Brent Baumbach's Letter to the Editor on Economic Development Session
Not originally a native of Tangipahoa parish, I realize that I have a lot to learn about the people, culture and businesses that make up the area I now call home. Having graduated from the University of Louisiana at Lafayette, in the city where I was born and raised, I was fortunate enough to take a job with a Hammond architecture firm. For the past seven years, downtown Hammond has been a wonderful home. When the opportunity to participate in the Leadership Tangipahoa 2011 class was made available to me I jumped at the opportunity. Our most recent session again showcased the benefits that this program has to offer.
We began our day, as become custom, at the Tangipahoa Parish Tourist Commission building where we boarded a bus to unknown locations. Today we were lucky enough to have Mr. Bob Basford as our guest rider and tour guide. Being the Executive Director of the Tangipahoa Economic Development Foundation, Mr. Basford was a wealth of knowledge about the towns and areas that we were to visit this day. Our first stop was Kentwood town hall where we were greeted with refreshments and great stories provided by Mayor Harold Smith. Mayor Smith and Parish Councilman Tom Tolar introduced us to the current state of industry and future development occurring in the town of Kentwood. It was interesting to learn that the trucking industry is beginning to take the place of the dairy industry as Kentwood's main producer.
From town hall, Mr. Tolar accompanied us to the Kentwood Water bottling facility. Here we were met by Mr John Anzalone and Ms. Jessica Hebert and were quickly briefed about the history and inner workings of the establishment. Of note, right next door to the bottling plant, Kentwood Water has a facility where they produce their own plastic bottles. This unique adjacency allows for the production to continue unhampered in any time of need that would cause other companies delay. This is an advantage that we all can appreciate when water is needed after hurricanes or other natural disasters. All in all, it was amazing to see the way in which the production line so quickly packaged this great resource that we have right below our feet in Tangipahoa Parish.
After leaving Kentwood we preceded to Roseland where we were introduced to a business that few of us fully understood its sheer immensity. As production manager at Smitty's Supply Incorporated, Mr. Raymond Cutrer, was an excellent tour guide of the enormous facility. Here we were able to observe the entire process of bottling of lubricating oil products from the actual blow mold creation of bottles to packaging of the final product. It was eye opening to see the sheer size and amount of product that comes through this ever growing business.
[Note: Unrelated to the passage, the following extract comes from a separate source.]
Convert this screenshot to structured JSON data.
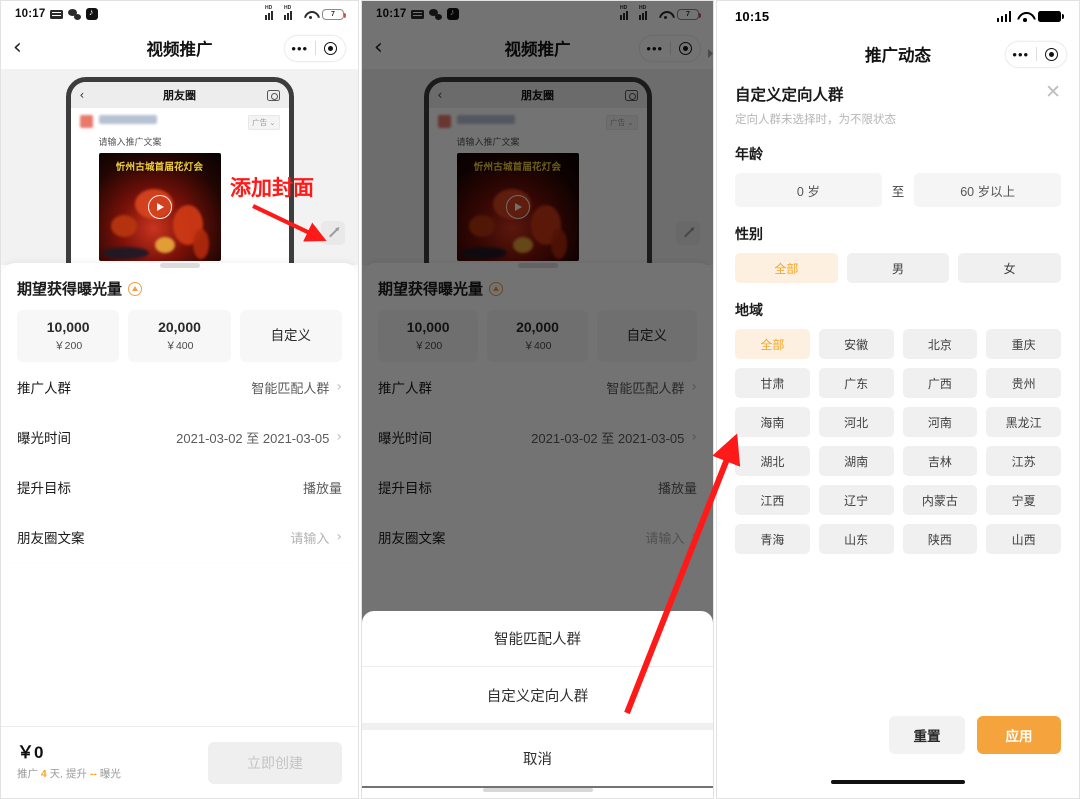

Bradken Foundry was our next stop. Here we were led on a tour of the
facility by David Brandon and Mr. Junior Shavers. After gearing up
in hard hats, safety glasses and ear protection we proceeded onto
the foundry floor. Large pieces of steel were being transported and
lifted over head while Mr. Brandon educated the group on the
machining work that was being performed. Smitty's definitely
impressed with the quantity of product that moved in and out, while
Bradken impressed with the physical size of the pieces with which
they worked. If I walked away with only one piece of information
from Bradken that I feel is significant it is that all of the steel
that they work with is from 100% recycled stock.
Mr. Bill Joubert, Director of Southeastern's Louisiana Small Business Development Center, closed out our lunch with a description of all of the services that they offer. Anyone considering starting a business in this area should definitely take advantage of the services that they have developed.
Perhaps a bit sluggish after lunch, we boarded the bus and soon arrived at the U.S. Customs and Border Protection facility at the Hammond Airport. There we were welcomed by Jason Ball of the Hammond Airport and Mark Helton of Customs and Border Protection. After an informative slide presentation outlining the function and technology of the unit presented by Mr. “Chi Chi” Rodriguez we split into three groups and toured the operation. From here we were fortunate enough to see up close the equipment used to protect our air space and water ways. These individuals stay busier than you would expect flying out to intercept suspicious aircraft and marine vessels. For this we were all thankful.
Just when we all thought the day was over, we returned to the Tangipahoa Tourism Center to debrief what we had learned as well as participate in a short business development exercise. From what was presented to me by my fellow classmates I would have to say that looks it like Tangipahoa could soon see some new businesses develop.
While we are only just beginning our Leadership Tangipahoa experience, I realize that our parish will continue to surprise and educate me with all that it has to offer. I would like to extends thanks to everyone that helps to make Leadership Tangipahoa such an excellent experience.